[Assignment] In the material below, how many lines contain the word "Daily"? The reply must be that number alone.

━━━━━ Dataset records

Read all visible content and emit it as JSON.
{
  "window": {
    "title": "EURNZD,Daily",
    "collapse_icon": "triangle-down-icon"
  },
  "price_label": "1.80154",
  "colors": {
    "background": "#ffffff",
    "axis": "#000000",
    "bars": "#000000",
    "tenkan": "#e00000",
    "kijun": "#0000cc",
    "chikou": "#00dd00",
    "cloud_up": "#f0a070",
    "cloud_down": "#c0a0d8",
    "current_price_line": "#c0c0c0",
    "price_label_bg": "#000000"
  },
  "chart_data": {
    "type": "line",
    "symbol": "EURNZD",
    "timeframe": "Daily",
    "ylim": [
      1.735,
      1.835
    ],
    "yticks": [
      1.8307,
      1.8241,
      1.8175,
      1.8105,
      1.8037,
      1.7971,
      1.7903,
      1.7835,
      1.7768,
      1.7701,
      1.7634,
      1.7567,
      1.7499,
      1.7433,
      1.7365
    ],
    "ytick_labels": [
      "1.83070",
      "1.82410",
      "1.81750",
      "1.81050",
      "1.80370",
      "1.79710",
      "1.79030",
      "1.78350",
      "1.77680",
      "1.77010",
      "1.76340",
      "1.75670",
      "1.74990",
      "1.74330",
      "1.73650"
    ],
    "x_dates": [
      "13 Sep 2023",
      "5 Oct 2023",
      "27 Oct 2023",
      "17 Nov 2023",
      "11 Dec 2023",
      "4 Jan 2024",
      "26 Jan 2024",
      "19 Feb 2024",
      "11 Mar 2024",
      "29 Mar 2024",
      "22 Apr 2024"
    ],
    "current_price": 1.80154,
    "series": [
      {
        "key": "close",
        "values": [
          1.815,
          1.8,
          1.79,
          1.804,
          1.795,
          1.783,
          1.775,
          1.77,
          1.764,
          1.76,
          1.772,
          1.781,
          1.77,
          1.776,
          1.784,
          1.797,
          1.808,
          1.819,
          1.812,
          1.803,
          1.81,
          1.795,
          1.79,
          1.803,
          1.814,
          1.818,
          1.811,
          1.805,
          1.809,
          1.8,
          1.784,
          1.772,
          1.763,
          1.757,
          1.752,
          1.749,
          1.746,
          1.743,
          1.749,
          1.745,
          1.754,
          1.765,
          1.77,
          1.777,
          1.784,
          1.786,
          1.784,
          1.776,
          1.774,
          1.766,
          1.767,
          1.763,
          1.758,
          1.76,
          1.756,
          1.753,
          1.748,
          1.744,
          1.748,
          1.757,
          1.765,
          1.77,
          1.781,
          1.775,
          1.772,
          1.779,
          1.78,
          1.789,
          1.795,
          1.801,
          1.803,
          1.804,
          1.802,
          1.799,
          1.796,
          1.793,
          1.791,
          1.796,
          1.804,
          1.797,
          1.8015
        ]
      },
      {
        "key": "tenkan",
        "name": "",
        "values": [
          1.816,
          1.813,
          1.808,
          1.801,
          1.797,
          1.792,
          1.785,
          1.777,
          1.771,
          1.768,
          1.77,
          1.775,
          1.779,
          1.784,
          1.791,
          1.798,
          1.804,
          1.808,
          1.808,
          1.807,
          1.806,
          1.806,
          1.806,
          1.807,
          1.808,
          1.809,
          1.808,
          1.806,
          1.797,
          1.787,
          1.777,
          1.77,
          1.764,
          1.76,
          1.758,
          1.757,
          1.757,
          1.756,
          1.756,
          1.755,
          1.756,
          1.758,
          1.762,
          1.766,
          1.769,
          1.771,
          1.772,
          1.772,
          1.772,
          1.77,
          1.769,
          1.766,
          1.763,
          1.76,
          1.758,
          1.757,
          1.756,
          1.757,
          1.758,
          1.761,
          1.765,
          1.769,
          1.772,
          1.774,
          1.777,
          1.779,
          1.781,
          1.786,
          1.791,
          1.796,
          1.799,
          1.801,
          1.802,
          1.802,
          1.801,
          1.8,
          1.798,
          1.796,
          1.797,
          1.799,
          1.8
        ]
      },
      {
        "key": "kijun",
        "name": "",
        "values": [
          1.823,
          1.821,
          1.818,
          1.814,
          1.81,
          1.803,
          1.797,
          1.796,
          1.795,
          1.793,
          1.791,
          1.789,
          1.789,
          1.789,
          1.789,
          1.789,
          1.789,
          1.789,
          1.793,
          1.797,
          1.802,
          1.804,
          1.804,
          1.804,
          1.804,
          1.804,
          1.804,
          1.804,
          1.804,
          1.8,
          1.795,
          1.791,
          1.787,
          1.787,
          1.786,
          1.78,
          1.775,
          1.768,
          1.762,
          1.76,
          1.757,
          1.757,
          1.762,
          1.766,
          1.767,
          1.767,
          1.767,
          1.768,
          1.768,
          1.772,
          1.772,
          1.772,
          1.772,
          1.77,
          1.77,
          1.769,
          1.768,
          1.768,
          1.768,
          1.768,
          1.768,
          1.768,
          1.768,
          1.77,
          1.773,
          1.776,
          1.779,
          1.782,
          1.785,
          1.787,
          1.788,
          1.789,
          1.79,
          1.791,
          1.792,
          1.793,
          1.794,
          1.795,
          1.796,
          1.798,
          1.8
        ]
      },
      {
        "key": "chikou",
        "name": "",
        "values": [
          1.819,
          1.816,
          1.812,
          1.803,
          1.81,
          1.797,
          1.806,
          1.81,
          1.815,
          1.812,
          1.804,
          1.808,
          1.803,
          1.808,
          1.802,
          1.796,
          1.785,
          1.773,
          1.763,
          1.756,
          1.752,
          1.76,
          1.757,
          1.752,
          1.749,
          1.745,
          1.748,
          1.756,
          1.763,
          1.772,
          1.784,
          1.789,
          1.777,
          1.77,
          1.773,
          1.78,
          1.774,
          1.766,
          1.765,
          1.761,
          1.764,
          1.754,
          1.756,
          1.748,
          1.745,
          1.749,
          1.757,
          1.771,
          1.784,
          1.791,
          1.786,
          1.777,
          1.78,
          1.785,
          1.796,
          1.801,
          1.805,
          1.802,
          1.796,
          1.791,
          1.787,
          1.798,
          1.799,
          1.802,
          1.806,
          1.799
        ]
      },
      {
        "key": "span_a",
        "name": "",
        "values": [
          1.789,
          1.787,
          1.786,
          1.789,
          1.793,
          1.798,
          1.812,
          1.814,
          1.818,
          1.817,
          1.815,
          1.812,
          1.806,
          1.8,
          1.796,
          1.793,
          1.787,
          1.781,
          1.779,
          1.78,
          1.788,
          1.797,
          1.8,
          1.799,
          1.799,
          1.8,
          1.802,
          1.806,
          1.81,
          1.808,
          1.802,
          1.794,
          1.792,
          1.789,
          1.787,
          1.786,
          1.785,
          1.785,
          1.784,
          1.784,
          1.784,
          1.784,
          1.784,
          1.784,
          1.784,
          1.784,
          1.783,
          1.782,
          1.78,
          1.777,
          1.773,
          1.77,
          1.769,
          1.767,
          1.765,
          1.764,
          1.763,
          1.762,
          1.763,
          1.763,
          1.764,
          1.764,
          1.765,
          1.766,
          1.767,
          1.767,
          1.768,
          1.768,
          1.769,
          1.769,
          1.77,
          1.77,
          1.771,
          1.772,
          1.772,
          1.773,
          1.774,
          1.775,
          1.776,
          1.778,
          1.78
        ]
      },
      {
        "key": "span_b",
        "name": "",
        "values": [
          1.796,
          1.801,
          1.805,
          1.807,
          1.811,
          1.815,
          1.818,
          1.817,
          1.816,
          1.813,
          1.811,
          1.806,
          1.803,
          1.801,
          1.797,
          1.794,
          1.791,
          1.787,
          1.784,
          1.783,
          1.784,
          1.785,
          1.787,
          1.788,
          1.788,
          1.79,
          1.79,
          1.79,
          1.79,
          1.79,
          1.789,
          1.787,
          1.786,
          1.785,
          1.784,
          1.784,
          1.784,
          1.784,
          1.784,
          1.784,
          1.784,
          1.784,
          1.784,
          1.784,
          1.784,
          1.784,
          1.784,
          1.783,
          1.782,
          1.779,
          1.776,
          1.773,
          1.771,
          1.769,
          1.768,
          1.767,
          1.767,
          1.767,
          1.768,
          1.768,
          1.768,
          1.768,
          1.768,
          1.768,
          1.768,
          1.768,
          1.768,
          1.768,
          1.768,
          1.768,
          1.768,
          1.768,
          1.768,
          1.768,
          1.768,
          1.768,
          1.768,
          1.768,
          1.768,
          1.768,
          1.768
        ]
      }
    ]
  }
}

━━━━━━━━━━

[Response to the task] 2